YOUR ASSIGNMENT: Would you set down each line of the data below exactly?

RECORD SET: Begin

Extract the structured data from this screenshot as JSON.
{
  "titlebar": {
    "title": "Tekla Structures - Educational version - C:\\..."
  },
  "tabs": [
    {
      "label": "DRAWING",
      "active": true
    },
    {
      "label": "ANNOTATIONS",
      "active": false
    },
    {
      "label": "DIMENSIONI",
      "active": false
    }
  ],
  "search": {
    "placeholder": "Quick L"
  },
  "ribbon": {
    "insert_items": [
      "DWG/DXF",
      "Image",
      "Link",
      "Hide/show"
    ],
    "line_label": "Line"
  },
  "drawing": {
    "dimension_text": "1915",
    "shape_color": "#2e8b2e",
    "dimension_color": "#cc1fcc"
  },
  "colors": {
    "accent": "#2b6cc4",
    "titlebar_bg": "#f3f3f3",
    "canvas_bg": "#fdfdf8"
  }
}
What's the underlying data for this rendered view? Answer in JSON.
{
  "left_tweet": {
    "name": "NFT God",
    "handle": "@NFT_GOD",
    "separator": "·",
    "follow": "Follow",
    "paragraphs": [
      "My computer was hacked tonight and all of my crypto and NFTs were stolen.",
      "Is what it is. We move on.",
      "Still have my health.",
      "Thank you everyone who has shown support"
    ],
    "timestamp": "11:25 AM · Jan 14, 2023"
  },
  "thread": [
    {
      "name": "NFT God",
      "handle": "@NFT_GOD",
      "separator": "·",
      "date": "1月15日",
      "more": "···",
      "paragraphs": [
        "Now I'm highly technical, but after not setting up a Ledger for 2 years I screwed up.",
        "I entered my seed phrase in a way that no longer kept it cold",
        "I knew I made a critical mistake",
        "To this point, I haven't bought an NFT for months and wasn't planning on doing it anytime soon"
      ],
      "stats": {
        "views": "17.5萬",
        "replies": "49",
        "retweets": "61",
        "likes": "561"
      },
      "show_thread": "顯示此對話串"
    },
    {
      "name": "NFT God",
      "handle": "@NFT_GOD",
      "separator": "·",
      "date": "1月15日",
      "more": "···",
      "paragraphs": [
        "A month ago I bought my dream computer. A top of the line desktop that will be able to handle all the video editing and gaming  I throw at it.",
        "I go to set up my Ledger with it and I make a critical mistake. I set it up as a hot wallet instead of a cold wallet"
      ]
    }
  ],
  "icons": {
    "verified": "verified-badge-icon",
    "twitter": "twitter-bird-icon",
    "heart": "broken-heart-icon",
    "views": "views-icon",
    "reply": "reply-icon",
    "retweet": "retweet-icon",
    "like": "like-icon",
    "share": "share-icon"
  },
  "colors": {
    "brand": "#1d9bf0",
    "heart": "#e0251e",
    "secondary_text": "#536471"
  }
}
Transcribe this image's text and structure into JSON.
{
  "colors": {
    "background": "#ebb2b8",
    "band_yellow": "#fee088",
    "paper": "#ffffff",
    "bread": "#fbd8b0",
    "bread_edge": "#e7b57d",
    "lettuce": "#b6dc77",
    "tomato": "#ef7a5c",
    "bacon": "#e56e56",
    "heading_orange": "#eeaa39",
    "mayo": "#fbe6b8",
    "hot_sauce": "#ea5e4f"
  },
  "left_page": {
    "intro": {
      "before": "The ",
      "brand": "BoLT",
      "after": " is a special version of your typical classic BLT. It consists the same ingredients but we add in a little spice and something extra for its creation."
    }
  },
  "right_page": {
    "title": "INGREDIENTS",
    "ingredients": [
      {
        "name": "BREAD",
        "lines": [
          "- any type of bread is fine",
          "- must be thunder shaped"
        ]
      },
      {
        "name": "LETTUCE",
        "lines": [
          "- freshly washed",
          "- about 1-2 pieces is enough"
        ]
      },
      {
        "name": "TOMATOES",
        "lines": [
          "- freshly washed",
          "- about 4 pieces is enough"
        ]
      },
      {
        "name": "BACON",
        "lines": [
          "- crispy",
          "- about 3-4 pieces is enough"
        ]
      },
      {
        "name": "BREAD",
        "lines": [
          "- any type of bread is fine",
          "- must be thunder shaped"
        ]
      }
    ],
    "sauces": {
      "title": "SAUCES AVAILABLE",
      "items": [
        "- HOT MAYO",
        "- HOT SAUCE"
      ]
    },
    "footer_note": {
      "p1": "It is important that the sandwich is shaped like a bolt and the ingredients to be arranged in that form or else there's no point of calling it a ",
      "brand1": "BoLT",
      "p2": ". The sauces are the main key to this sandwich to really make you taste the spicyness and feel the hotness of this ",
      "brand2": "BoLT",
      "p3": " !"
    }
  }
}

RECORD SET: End

RESPONSE AREA:
Extract the structured data from this screenshot as JSON.
{
  "titlebar": {
    "title": "Tekla Structures - Educational version - C:\\..."
  },
  "tabs": [
    {
      "label": "DRAWING",
      "active": true
    },
    {
      "label": "ANNOTATIONS",
      "active": false
    },
    {
      "label": "DIMENSIONI",
      "active": false
    }
  ],
  "search": {
    "placeholder": "Quick L"
  },
  "ribbon": {
    "insert_items": [
      "DWG/DXF",
      "Image",
      "Link",
      "Hide/show"
    ],
    "line_label": "Line"
  },
  "drawing": {
    "dimension_text": "1915",
    "shape_color": "#2e8b2e",
    "dimension_color": "#cc1fcc"
  },
  "colors": {
    "accent": "#2b6cc4",
    "titlebar_bg": "#f3f3f3",
    "canvas_bg": "#fdfdf8"
  }
}
What's the underlying data for this rendered view? Answer in JSON.
{
  "left_tweet": {
    "name": "NFT God",
    "handle": "@NFT_GOD",
    "separator": "·",
    "follow": "Follow",
    "paragraphs": [
      "My computer was hacked tonight and all of my crypto and NFTs were stolen.",
      "Is what it is. We move on.",
      "Still have my health.",
      "Thank you everyone who has shown support"
    ],
    "timestamp": "11:25 AM · Jan 14, 2023"
  },
  "thread": [
    {
      "name": "NFT God",
      "handle": "@NFT_GOD",
      "separator": "·",
      "date": "1月15日",
      "more": "···",
      "paragraphs": [
        "Now I'm highly technical, but after not setting up a Ledger for 2 years I screwed up.",
        "I entered my seed phrase in a way that no longer kept it cold",
        "I knew I made a critical mistake",
        "To this point, I haven't bought an NFT for months and wasn't planning on doing it anytime soon"
      ],
      "stats": {
        "views": "17.5萬",
        "replies": "49",
        "retweets": "61",
        "likes": "561"
      },
      "show_thread": "顯示此對話串"
    },
    {
      "name": "NFT God",
      "handle": "@NFT_GOD",
      "separator": "·",
      "date": "1月15日",
      "more": "···",
      "paragraphs": [
        "A month ago I bought my dream computer. A top of the line desktop that will be able to handle all the video editing and gaming  I throw at it.",
        "I go to set up my Ledger with it and I make a critical mistake. I set it up as a hot wallet instead of a cold wallet"
      ]
    }
  ],
  "icons": {
    "verified": "verified-badge-icon",
    "twitter": "twitter-bird-icon",
    "heart": "broken-heart-icon",
    "views": "views-icon",
    "reply": "reply-icon",
    "retweet": "retweet-icon",
    "like": "like-icon",
    "share": "share-icon"
  },
  "colors": {
    "brand": "#1d9bf0",
    "heart": "#e0251e",
    "secondary_text": "#536471"
  }
}
Transcribe this image's text and structure into JSON.
{
  "colors": {
    "background": "#ebb2b8",
    "band_yellow": "#fee088",
    "paper": "#ffffff",
    "bread": "#fbd8b0",
    "bread_edge": "#e7b57d",
    "lettuce": "#b6dc77",
    "tomato": "#ef7a5c",
    "bacon": "#e56e56",
    "heading_orange": "#eeaa39",
    "mayo": "#fbe6b8",
    "hot_sauce": "#ea5e4f"
  },
  "left_page": {
    "intro": {
      "before": "The ",
      "brand": "BoLT",
      "after": " is a special version of your typical classic BLT. It consists the same ingredients but we add in a little spice and something extra for its creation."
    }
  },
  "right_page": {
    "title": "INGREDIENTS",
    "ingredients": [
      {
        "name": "BREAD",
        "lines": [
          "- any type of bread is fine",
          "- must be thunder shaped"
        ]
      },
      {
        "name": "LETTUCE",
        "lines": [
          "- freshly washed",
          "- about 1-2 pieces is enough"
        ]
      },
      {
        "name": "TOMATOES",
        "lines": [
          "- freshly washed",
          "- about 4 pieces is enough"
        ]
      },
      {
        "name": "BACON",
        "lines": [
          "- crispy",
          "- about 3-4 pieces is enough"
        ]
      },
      {
        "name": "BREAD",
        "lines": [
          "- any type of bread is fine",
          "- must be thunder shaped"
        ]
      }
    ],
    "sauces": {
      "title": "SAUCES AVAILABLE",
      "items": [
        "- HOT MAYO",
        "- HOT SAUCE"
      ]
    },
    "footer_note": {
      "p1": "It is important that the sandwich is shaped like a bolt and the ingredients to be arranged in that form or else there's no point of calling it a ",
      "brand1": "BoLT",
      "p2": ". The sauces are the main key to this sandwich to really make you taste the spicyness and feel the hotness of this ",
      "brand2": "BoLT",
      "p3": " !"
    }
  }
}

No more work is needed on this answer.